[Your assignment]
Each entry below must be written out exactly, with pictures left out.

[Data for processing]
────────────────────

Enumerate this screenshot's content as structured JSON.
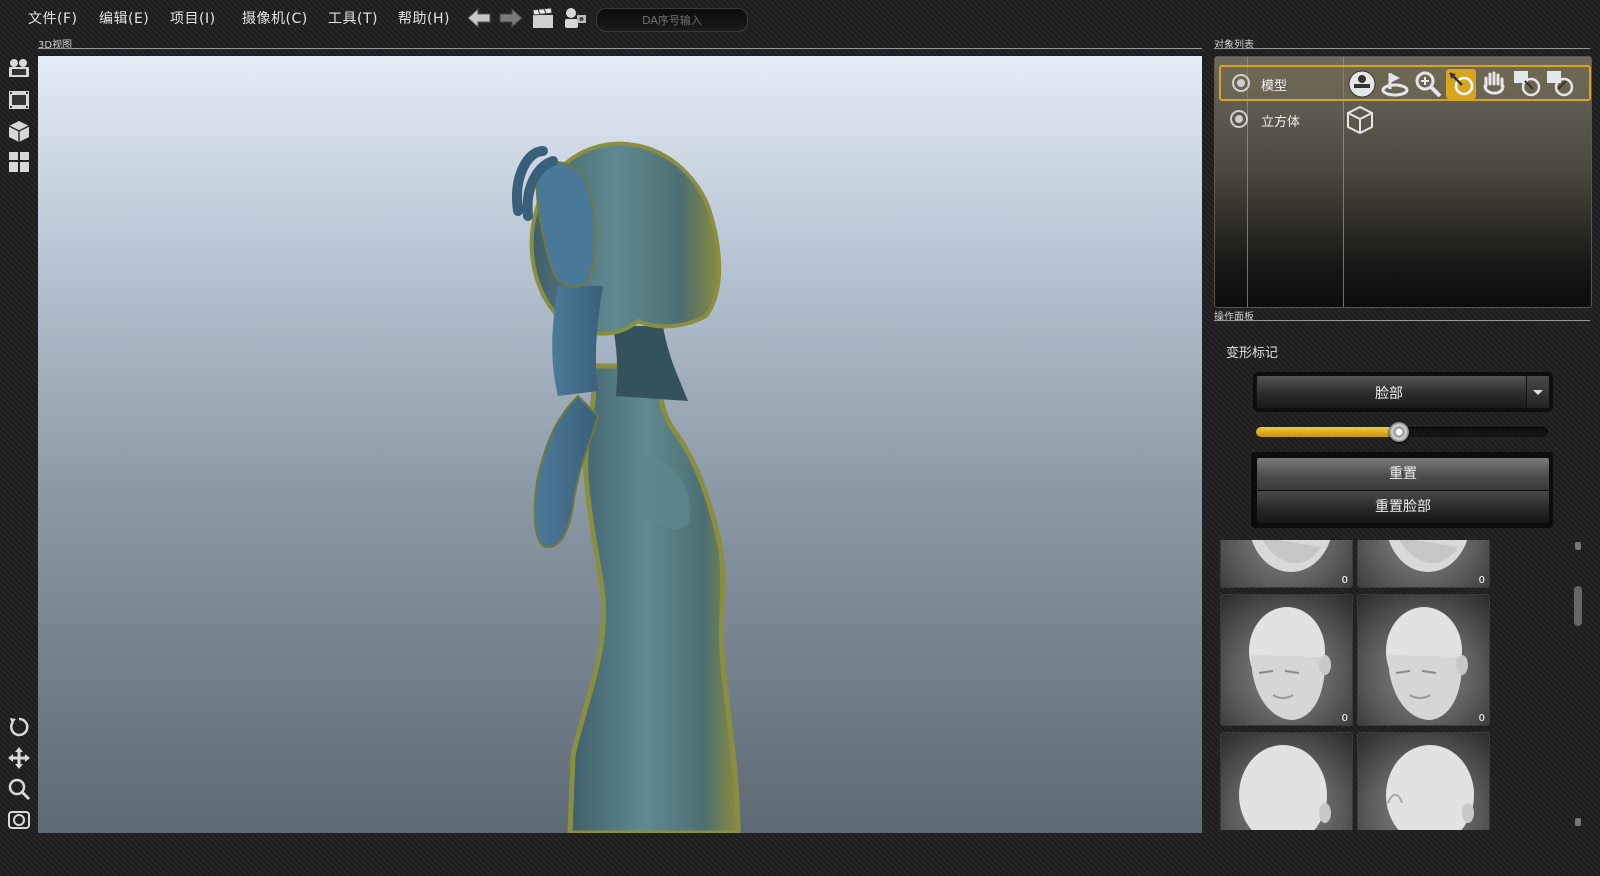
{
  "menu": {
    "items": [
      {
        "label": "文件(F)"
      },
      {
        "label": "编辑(E)"
      },
      {
        "label": "项目(I)"
      },
      {
        "label": "摄像机(C)"
      },
      {
        "label": "工具(T)"
      },
      {
        "label": "帮助(H)"
      }
    ],
    "da_input_placeholder": "DA序号输入"
  },
  "toolbar_icons": [
    "arrow-left-icon",
    "arrow-right-icon",
    "clapperboard-icon",
    "user-camera-icon"
  ],
  "left_toolbar_icons": [
    "camera-icon",
    "film-icon",
    "cube-icon",
    "grid-icon",
    "rotate-icon",
    "move-icon",
    "zoom-icon",
    "screenshot-icon"
  ],
  "viewport": {
    "label": "3D视图"
  },
  "object_list": {
    "label": "对象列表",
    "rows": [
      {
        "name": "模型",
        "selected": true
      },
      {
        "name": "立方体",
        "selected": false
      }
    ],
    "model_tools": [
      "pose-icon",
      "rotate-base-icon",
      "zoom-in-icon",
      "move-edit-icon",
      "hand-icon",
      "rotate-x-icon",
      "rotate-y-icon"
    ]
  },
  "operation_panel": {
    "label": "操作面板",
    "title": "变形标记",
    "region": "脸部",
    "slider_value": 0.49,
    "reset_label": "重置",
    "reset_face_label": "重置脸部"
  },
  "thumbnails": [
    {
      "count": "0"
    },
    {
      "count": "0"
    },
    {
      "count": "0"
    },
    {
      "count": "0"
    },
    {
      "count": ""
    },
    {
      "count": ""
    }
  ],
  "colors": {
    "accent": "#d8a520",
    "slider": "#e8b82a"
  }
}
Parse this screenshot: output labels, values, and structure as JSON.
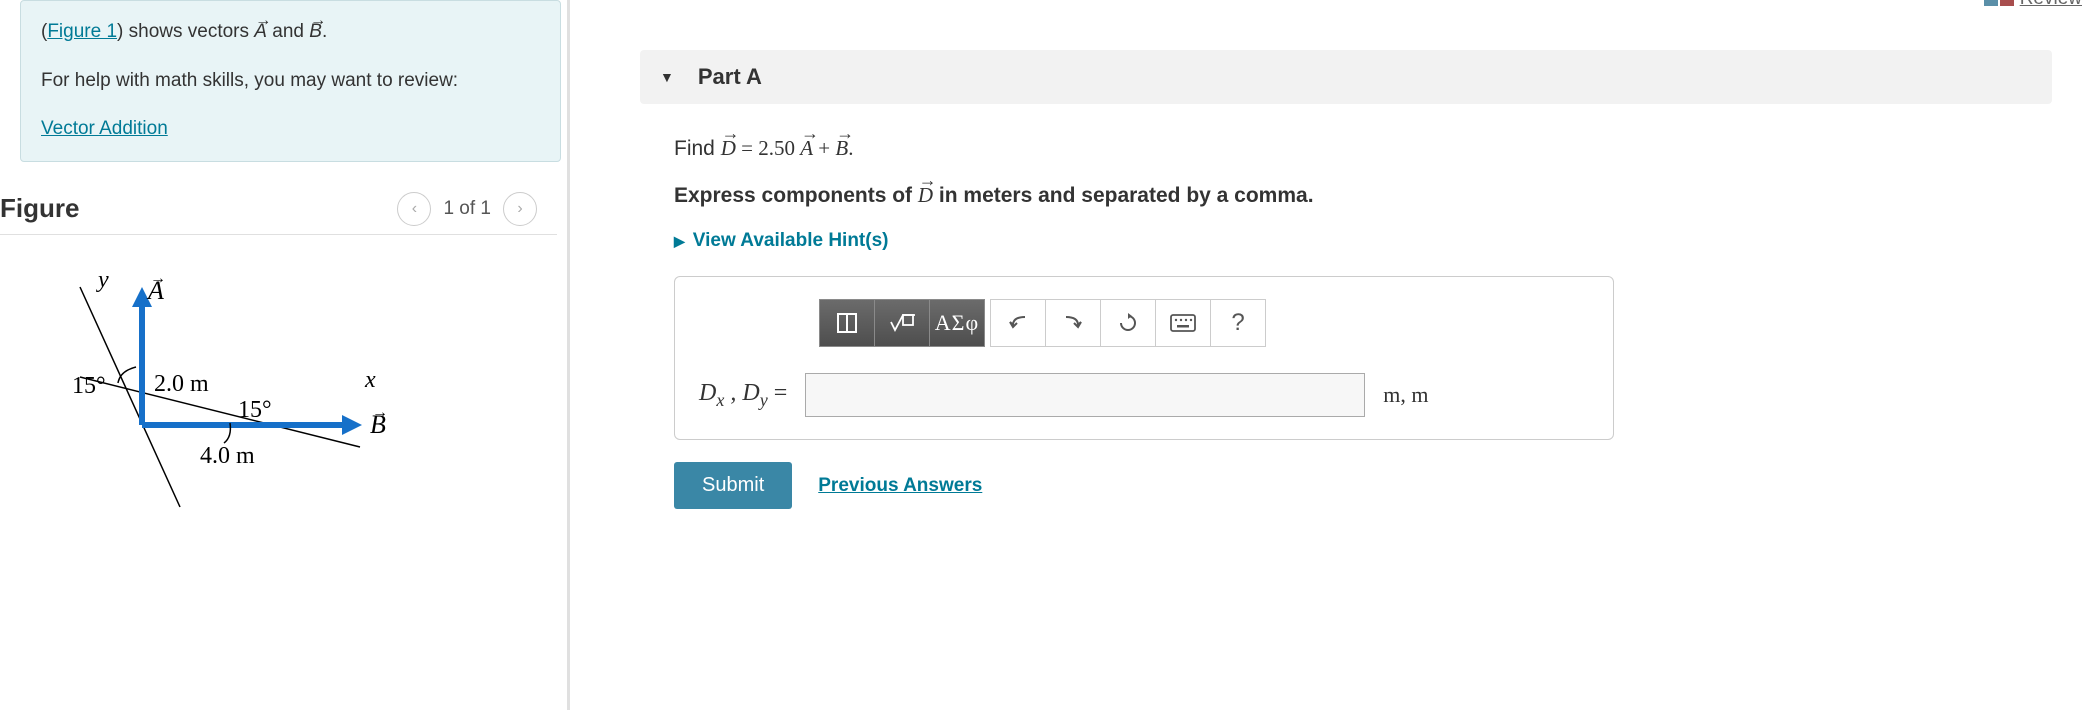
{
  "left": {
    "intro_prefix": "(",
    "figure_link": "Figure 1",
    "intro_after_link": ") shows vectors ",
    "vec_A": "A",
    "intro_and": " and ",
    "vec_B": "B",
    "intro_period": ".",
    "help_line": "For help with math skills, you may want to review:",
    "vector_addition": "Vector Addition",
    "figure_title": "Figure",
    "nav_label": "1 of 1",
    "figure_data": {
      "vec_A_label": "A",
      "vec_B_label": "B",
      "x_label": "x",
      "y_label": "y",
      "angle_A": "15°",
      "angle_B": "15°",
      "len_A": "2.0 m",
      "len_B": "4.0 m"
    }
  },
  "right": {
    "review": "Review",
    "part_title": "Part A",
    "prompt_find": "Find ",
    "vec_D": "D",
    "prompt_eq": " = 2.50 ",
    "vec_A2": "A",
    "prompt_plus": " + ",
    "vec_B2": "B",
    "prompt_period": ".",
    "express_pre": "Express components of ",
    "express_post": " in meters and separated by a comma.",
    "hints": "View Available Hint(s)",
    "toolbar": {
      "greek": "ΑΣφ",
      "help": "?"
    },
    "answer": {
      "label_Dx": "D",
      "sub_x": "x",
      "label_comma": " , ",
      "label_Dy": "D",
      "sub_y": "y",
      "eq": " =",
      "value": "",
      "unit": "m, m"
    },
    "submit": "Submit",
    "previous": "Previous Answers"
  }
}
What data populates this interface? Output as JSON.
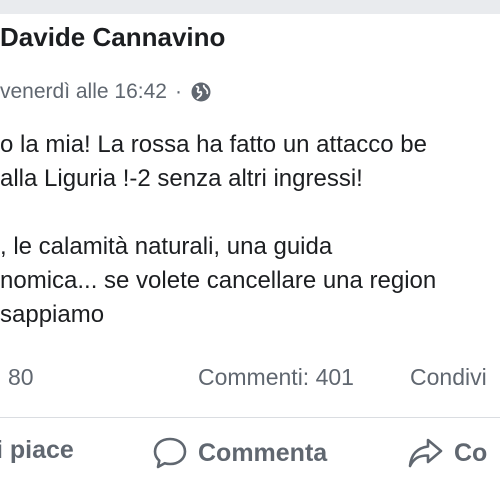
{
  "post": {
    "author": "Davide Cannavino",
    "timestamp": "venerdì alle 16:42",
    "separator": "·",
    "audience_icon": "globe-icon",
    "text_lines": [
      "o la mia! La rossa ha fatto un attacco be",
      "alla Liguria !-2 senza altri ingressi!",
      "",
      ", le calamità naturali, una guida",
      "nomica... se volete cancellare una region",
      "sappiamo"
    ]
  },
  "stats": {
    "likes": "80",
    "comments": "Commenti: 401",
    "shares": "Condivi"
  },
  "actions": {
    "like": "i piace",
    "comment": "Commenta",
    "share": "Co"
  },
  "colors": {
    "text": "#1c1e21",
    "secondary": "#606770",
    "divider": "#dadde1",
    "background_strip": "#e9ebee"
  }
}
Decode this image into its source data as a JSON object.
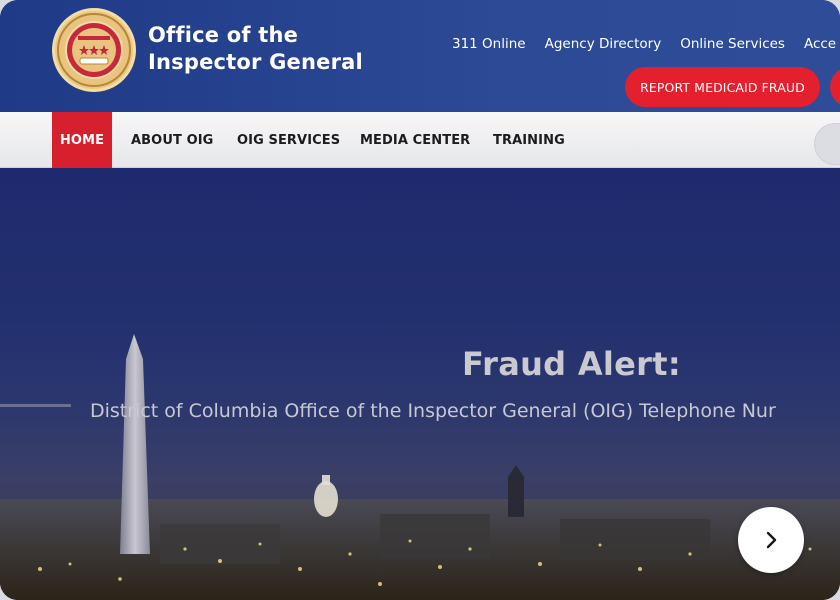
{
  "header": {
    "title_line1": "Office of the",
    "title_line2": "Inspector General",
    "util_links": [
      "311 Online",
      "Agency Directory",
      "Online Services",
      "Acce"
    ],
    "report_button": "REPORT MEDICAID FRAUD"
  },
  "nav": {
    "items": [
      "HOME",
      "ABOUT OIG",
      "OIG SERVICES",
      "MEDIA CENTER",
      "TRAINING"
    ],
    "active": "HOME"
  },
  "hero": {
    "title": "Fraud Alert:",
    "subtitle": "District of Columbia Office of the Inspector General (OIG) Telephone Nur"
  },
  "colors": {
    "header_blue": "#2c4a96",
    "accent_red": "#e4202e",
    "nav_bg": "#efeff1"
  },
  "icons": {
    "seal": "dc-oig-seal-icon",
    "next": "chevron-right-icon"
  }
}
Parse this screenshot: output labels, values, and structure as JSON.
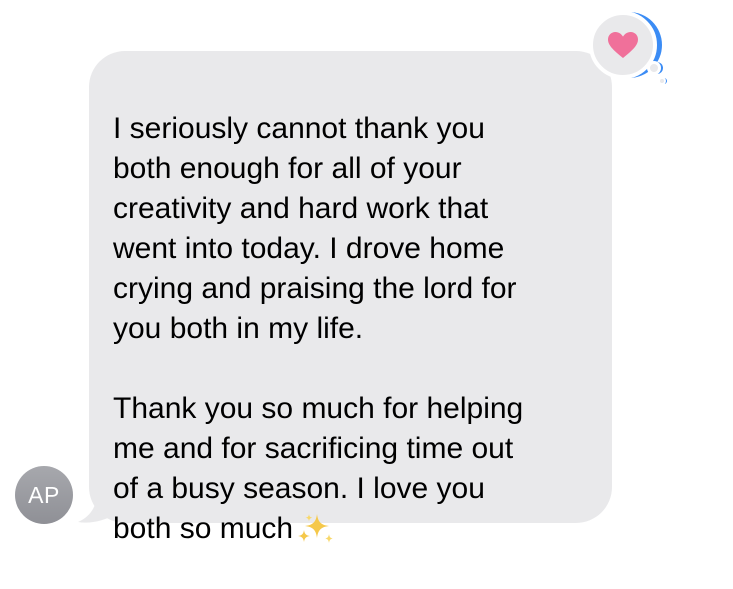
{
  "avatar": {
    "initials": "AP"
  },
  "message": {
    "text": "I seriously cannot thank you\nboth enough for all of your\ncreativity and hard work that\nwent into today. I drove home\ncrying and praising the lord for\nyou both in my life.\n\nThank you so much for helping\nme and for sacrificing time out\nof a busy season. I love you\nboth so much",
    "trailing_icon": "sparkles-icon"
  },
  "tapback": {
    "reaction": "heart-icon",
    "reaction_color": "#f0709a",
    "ring_color": "#3b8cf5"
  },
  "colors": {
    "bubble_background": "#e9e9eb",
    "avatar_background": "#999a9f",
    "text": "#000000"
  }
}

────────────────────

[Result]
Enumerate this screenshot's content as structured JSON.
{
  "menu": {
    "items": [
      {
        "label": "文件(F)"
      },
      {
        "label": "编辑(E)"
      },
      {
        "label": "项目(I)"
      },
      {
        "label": "摄像机(C)"
      },
      {
        "label": "工具(T)"
      },
      {
        "label": "帮助(H)"
      }
    ],
    "da_input_placeholder": "DA序号输入"
  },
  "toolbar_icons": [
    "arrow-left-icon",
    "arrow-right-icon",
    "clapperboard-icon",
    "user-camera-icon"
  ],
  "left_toolbar_icons": [
    "camera-icon",
    "film-icon",
    "cube-icon",
    "grid-icon",
    "rotate-icon",
    "move-icon",
    "zoom-icon",
    "screenshot-icon"
  ],
  "viewport": {
    "label": "3D视图"
  },
  "object_list": {
    "label": "对象列表",
    "rows": [
      {
        "name": "模型",
        "selected": true
      },
      {
        "name": "立方体",
        "selected": false
      }
    ],
    "model_tools": [
      "pose-icon",
      "rotate-base-icon",
      "zoom-in-icon",
      "move-edit-icon",
      "hand-icon",
      "rotate-x-icon",
      "rotate-y-icon"
    ]
  },
  "operation_panel": {
    "label": "操作面板",
    "title": "变形标记",
    "region": "脸部",
    "slider_value": 0.49,
    "reset_label": "重置",
    "reset_face_label": "重置脸部"
  },
  "thumbnails": [
    {
      "count": "0"
    },
    {
      "count": "0"
    },
    {
      "count": "0"
    },
    {
      "count": "0"
    },
    {
      "count": ""
    },
    {
      "count": ""
    }
  ],
  "colors": {
    "accent": "#d8a520",
    "slider": "#e8b82a"
  }
}
Parse this screenshot: output labels, values, and structure as JSON.
{
  "left": {
    "intro_prefix": "(",
    "figure_link": "Figure 1",
    "intro_after_link": ") shows vectors ",
    "vec_A": "A",
    "intro_and": " and ",
    "vec_B": "B",
    "intro_period": ".",
    "help_line": "For help with math skills, you may want to review:",
    "vector_addition": "Vector Addition",
    "figure_title": "Figure",
    "nav_label": "1 of 1",
    "figure_data": {
      "vec_A_label": "A",
      "vec_B_label": "B",
      "x_label": "x",
      "y_label": "y",
      "angle_A": "15°",
      "angle_B": "15°",
      "len_A": "2.0 m",
      "len_B": "4.0 m"
    }
  },
  "right": {
    "review": "Review",
    "part_title": "Part A",
    "prompt_find": "Find ",
    "vec_D": "D",
    "prompt_eq": " = 2.50 ",
    "vec_A2": "A",
    "prompt_plus": " + ",
    "vec_B2": "B",
    "prompt_period": ".",
    "express_pre": "Express components of ",
    "express_post": " in meters and separated by a comma.",
    "hints": "View Available Hint(s)",
    "toolbar": {
      "greek": "ΑΣφ",
      "help": "?"
    },
    "answer": {
      "label_Dx": "D",
      "sub_x": "x",
      "label_comma": " , ",
      "label_Dy": "D",
      "sub_y": "y",
      "eq": " =",
      "value": "",
      "unit": "m, m"
    },
    "submit": "Submit",
    "previous": "Previous Answers"
  }
}
What data populates this interface? Output as JSON.
{
  "post": {
    "author": "Davide Cannavino",
    "timestamp": "venerdì alle 16:42",
    "separator": "·",
    "audience_icon": "globe-icon",
    "text_lines": [
      "o la mia! La rossa ha fatto un attacco be",
      "alla Liguria !-2 senza altri ingressi!",
      "",
      ", le calamità naturali, una guida",
      "nomica... se volete cancellare una region",
      "sappiamo"
    ]
  },
  "stats": {
    "likes": "80",
    "comments": "Commenti: 401",
    "shares": "Condivi"
  },
  "actions": {
    "like": "i piace",
    "comment": "Commenta",
    "share": "Co"
  },
  "colors": {
    "text": "#1c1e21",
    "secondary": "#606770",
    "divider": "#dadde1",
    "background_strip": "#e9ebee"
  }
}
Decode this image into its source data as a JSON object.
{
  "header": {
    "title_line1": "Office of the",
    "title_line2": "Inspector General",
    "util_links": [
      "311 Online",
      "Agency Directory",
      "Online Services",
      "Acce"
    ],
    "report_button": "REPORT MEDICAID FRAUD"
  },
  "nav": {
    "items": [
      "HOME",
      "ABOUT OIG",
      "OIG SERVICES",
      "MEDIA CENTER",
      "TRAINING"
    ],
    "active": "HOME"
  },
  "hero": {
    "title": "Fraud Alert:",
    "subtitle": "District of Columbia Office of the Inspector General (OIG) Telephone Nur"
  },
  "colors": {
    "header_blue": "#2c4a96",
    "accent_red": "#e4202e",
    "nav_bg": "#efeff1"
  },
  "icons": {
    "seal": "dc-oig-seal-icon",
    "next": "chevron-right-icon"
  }
}
Parse this screenshot: output labels, values, and structure as JSON.
{
  "avatar": {
    "initials": "AP"
  },
  "message": {
    "text": "I seriously cannot thank you\nboth enough for all of your\ncreativity and hard work that\nwent into today. I drove home\ncrying and praising the lord for\nyou both in my life.\n\nThank you so much for helping\nme and for sacrificing time out\nof a busy season. I love you\nboth so much",
    "trailing_icon": "sparkles-icon"
  },
  "tapback": {
    "reaction": "heart-icon",
    "reaction_color": "#f0709a",
    "ring_color": "#3b8cf5"
  },
  "colors": {
    "bubble_background": "#e9e9eb",
    "avatar_background": "#999a9f",
    "text": "#000000"
  }
}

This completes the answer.